━━━ Data supplied

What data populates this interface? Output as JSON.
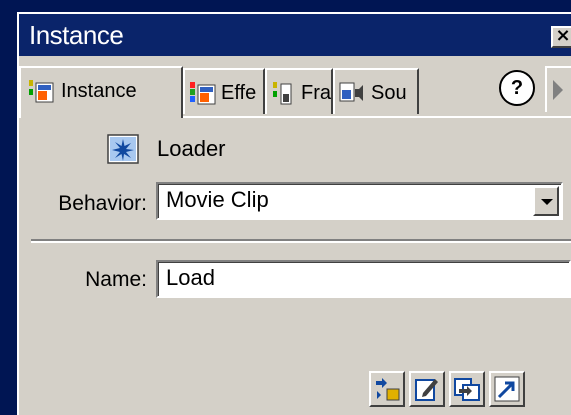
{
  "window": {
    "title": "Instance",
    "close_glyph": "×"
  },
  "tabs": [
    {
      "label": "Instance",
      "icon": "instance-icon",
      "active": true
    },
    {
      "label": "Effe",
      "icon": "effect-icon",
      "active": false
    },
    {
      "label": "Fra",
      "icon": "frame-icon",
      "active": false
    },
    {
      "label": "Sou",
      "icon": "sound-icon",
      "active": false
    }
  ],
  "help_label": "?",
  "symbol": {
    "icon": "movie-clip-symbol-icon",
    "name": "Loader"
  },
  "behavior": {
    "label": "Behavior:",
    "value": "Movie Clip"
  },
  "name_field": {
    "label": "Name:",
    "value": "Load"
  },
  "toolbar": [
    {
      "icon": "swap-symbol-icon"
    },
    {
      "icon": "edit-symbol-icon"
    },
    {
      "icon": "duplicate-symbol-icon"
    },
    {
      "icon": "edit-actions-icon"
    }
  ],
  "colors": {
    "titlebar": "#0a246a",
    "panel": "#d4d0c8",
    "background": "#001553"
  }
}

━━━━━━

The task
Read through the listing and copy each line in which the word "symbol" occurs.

Completed task
  "symbol": {
    "icon": "movie-clip-symbol-icon",
      "icon": "swap-symbol-icon"
      "icon": "edit-symbol-icon"
      "icon": "duplicate-symbol-icon"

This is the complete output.